Every line of the data should be retyped with no difference from the original.

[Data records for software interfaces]
- - -
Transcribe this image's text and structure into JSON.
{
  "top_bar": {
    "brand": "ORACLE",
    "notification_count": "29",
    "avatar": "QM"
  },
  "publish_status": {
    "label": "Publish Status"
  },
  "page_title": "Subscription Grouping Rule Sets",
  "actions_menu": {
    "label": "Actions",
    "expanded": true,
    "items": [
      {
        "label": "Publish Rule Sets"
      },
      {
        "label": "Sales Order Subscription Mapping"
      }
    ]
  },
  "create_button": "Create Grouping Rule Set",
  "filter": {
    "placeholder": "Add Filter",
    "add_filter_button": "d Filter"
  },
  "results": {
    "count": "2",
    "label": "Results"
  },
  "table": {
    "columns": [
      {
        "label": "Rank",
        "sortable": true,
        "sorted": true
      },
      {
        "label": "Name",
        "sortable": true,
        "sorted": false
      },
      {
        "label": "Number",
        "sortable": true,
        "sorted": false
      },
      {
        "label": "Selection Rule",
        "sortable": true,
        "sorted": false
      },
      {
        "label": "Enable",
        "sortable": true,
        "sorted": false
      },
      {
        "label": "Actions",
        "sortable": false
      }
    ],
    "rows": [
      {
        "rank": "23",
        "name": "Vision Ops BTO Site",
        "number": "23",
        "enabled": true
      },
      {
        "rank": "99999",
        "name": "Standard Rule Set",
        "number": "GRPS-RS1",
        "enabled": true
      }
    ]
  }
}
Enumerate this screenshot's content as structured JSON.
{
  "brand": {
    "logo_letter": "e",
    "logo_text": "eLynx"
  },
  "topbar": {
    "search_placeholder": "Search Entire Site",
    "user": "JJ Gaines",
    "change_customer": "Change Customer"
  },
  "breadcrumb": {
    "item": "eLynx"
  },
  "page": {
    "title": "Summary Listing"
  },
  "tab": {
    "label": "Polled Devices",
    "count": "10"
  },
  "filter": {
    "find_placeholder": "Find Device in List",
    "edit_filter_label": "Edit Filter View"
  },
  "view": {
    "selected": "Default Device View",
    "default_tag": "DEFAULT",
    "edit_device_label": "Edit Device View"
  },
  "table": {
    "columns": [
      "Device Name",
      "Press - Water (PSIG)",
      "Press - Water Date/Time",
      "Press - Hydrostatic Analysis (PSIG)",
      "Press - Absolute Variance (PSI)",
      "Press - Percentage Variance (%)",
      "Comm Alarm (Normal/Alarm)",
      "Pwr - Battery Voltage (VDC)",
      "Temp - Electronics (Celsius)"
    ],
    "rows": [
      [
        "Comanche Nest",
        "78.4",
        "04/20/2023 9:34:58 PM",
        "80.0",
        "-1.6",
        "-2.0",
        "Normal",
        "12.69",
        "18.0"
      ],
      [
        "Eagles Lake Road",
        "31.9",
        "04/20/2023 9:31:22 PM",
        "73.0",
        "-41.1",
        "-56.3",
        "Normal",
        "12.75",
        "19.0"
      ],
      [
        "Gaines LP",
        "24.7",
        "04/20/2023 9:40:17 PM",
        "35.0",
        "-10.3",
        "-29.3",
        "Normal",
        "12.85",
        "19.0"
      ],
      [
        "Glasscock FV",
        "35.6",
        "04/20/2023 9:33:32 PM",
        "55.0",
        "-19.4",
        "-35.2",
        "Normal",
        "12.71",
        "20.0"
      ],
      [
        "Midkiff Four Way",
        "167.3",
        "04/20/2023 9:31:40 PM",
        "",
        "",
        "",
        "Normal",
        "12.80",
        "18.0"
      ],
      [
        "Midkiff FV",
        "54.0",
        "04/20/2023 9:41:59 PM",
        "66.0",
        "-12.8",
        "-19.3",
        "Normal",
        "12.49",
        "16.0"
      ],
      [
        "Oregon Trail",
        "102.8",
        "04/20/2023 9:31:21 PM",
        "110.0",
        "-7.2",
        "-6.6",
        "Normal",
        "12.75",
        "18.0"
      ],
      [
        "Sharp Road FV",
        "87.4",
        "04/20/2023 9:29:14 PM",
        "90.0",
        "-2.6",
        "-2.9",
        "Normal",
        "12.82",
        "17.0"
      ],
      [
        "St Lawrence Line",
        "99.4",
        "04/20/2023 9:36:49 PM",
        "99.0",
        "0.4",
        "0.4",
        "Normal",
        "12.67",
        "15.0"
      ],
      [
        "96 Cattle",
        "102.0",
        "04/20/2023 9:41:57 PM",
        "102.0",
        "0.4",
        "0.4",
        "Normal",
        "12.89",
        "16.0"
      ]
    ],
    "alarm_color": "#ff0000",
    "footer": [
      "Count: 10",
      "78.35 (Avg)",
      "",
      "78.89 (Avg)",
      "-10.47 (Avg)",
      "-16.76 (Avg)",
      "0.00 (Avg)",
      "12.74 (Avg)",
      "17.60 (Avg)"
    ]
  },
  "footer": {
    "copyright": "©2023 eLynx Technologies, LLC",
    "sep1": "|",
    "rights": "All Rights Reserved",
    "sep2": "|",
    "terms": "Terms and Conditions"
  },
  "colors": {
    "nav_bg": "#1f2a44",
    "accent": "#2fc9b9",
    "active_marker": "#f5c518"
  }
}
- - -
## Task result
Transcribe this image's text and structure into JSON.
{
  "top_bar": {
    "brand": "ORACLE",
    "notification_count": "29",
    "avatar": "QM"
  },
  "publish_status": {
    "label": "Publish Status"
  },
  "page_title": "Subscription Grouping Rule Sets",
  "actions_menu": {
    "label": "Actions",
    "expanded": true,
    "items": [
      {
        "label": "Publish Rule Sets"
      },
      {
        "label": "Sales Order Subscription Mapping"
      }
    ]
  },
  "create_button": "Create Grouping Rule Set",
  "filter": {
    "placeholder": "Add Filter",
    "add_filter_button": "d Filter"
  },
  "results": {
    "count": "2",
    "label": "Results"
  },
  "table": {
    "columns": [
      {
        "label": "Rank",
        "sortable": true,
        "sorted": true
      },
      {
        "label": "Name",
        "sortable": true,
        "sorted": false
      },
      {
        "label": "Number",
        "sortable": true,
        "sorted": false
      },
      {
        "label": "Selection Rule",
        "sortable": true,
        "sorted": false
      },
      {
        "label": "Enable",
        "sortable": true,
        "sorted": false
      },
      {
        "label": "Actions",
        "sortable": false
      }
    ],
    "rows": [
      {
        "rank": "23",
        "name": "Vision Ops BTO Site",
        "number": "23",
        "enabled": true
      },
      {
        "rank": "99999",
        "name": "Standard Rule Set",
        "number": "GRPS-RS1",
        "enabled": true
      }
    ]
  }
}
Enumerate this screenshot's content as structured JSON.
{
  "brand": {
    "logo_letter": "e",
    "logo_text": "eLynx"
  },
  "topbar": {
    "search_placeholder": "Search Entire Site",
    "user": "JJ Gaines",
    "change_customer": "Change Customer"
  },
  "breadcrumb": {
    "item": "eLynx"
  },
  "page": {
    "title": "Summary Listing"
  },
  "tab": {
    "label": "Polled Devices",
    "count": "10"
  },
  "filter": {
    "find_placeholder": "Find Device in List",
    "edit_filter_label": "Edit Filter View"
  },
  "view": {
    "selected": "Default Device View",
    "default_tag": "DEFAULT",
    "edit_device_label": "Edit Device View"
  },
  "table": {
    "columns": [
      "Device Name",
      "Press - Water (PSIG)",
      "Press - Water Date/Time",
      "Press - Hydrostatic Analysis (PSIG)",
      "Press - Absolute Variance (PSI)",
      "Press - Percentage Variance (%)",
      "Comm Alarm (Normal/Alarm)",
      "Pwr - Battery Voltage (VDC)",
      "Temp - Electronics (Celsius)"
    ],
    "rows": [
      [
        "Comanche Nest",
        "78.4",
        "04/20/2023 9:34:58 PM",
        "80.0",
        "-1.6",
        "-2.0",
        "Normal",
        "12.69",
        "18.0"
      ],
      [
        "Eagles Lake Road",
        "31.9",
        "04/20/2023 9:31:22 PM",
        "73.0",
        "-41.1",
        "-56.3",
        "Normal",
        "12.75",
        "19.0"
      ],
      [
        "Gaines LP",
        "24.7",
        "04/20/2023 9:40:17 PM",
        "35.0",
        "-10.3",
        "-29.3",
        "Normal",
        "12.85",
        "19.0"
      ],
      [
        "Glasscock FV",
        "35.6",
        "04/20/2023 9:33:32 PM",
        "55.0",
        "-19.4",
        "-35.2",
        "Normal",
        "12.71",
        "20.0"
      ],
      [
        "Midkiff Four Way",
        "167.3",
        "04/20/2023 9:31:40 PM",
        "",
        "",
        "",
        "Normal",
        "12.80",
        "18.0"
      ],
      [
        "Midkiff FV",
        "54.0",
        "04/20/2023 9:41:59 PM",
        "66.0",
        "-12.8",
        "-19.3",
        "Normal",
        "12.49",
        "16.0"
      ],
      [
        "Oregon Trail",
        "102.8",
        "04/20/2023 9:31:21 PM",
        "110.0",
        "-7.2",
        "-6.6",
        "Normal",
        "12.75",
        "18.0"
      ],
      [
        "Sharp Road FV",
        "87.4",
        "04/20/2023 9:29:14 PM",
        "90.0",
        "-2.6",
        "-2.9",
        "Normal",
        "12.82",
        "17.0"
      ],
      [
        "St Lawrence Line",
        "99.4",
        "04/20/2023 9:36:49 PM",
        "99.0",
        "0.4",
        "0.4",
        "Normal",
        "12.67",
        "15.0"
      ],
      [
        "96 Cattle",
        "102.0",
        "04/20/2023 9:41:57 PM",
        "102.0",
        "0.4",
        "0.4",
        "Normal",
        "12.89",
        "16.0"
      ]
    ],
    "alarm_color": "#ff0000",
    "footer": [
      "Count: 10",
      "78.35 (Avg)",
      "",
      "78.89 (Avg)",
      "-10.47 (Avg)",
      "-16.76 (Avg)",
      "0.00 (Avg)",
      "12.74 (Avg)",
      "17.60 (Avg)"
    ]
  },
  "footer": {
    "copyright": "©2023 eLynx Technologies, LLC",
    "sep1": "|",
    "rights": "All Rights Reserved",
    "sep2": "|",
    "terms": "Terms and Conditions"
  },
  "colors": {
    "nav_bg": "#1f2a44",
    "accent": "#2fc9b9",
    "active_marker": "#f5c518"
  }
}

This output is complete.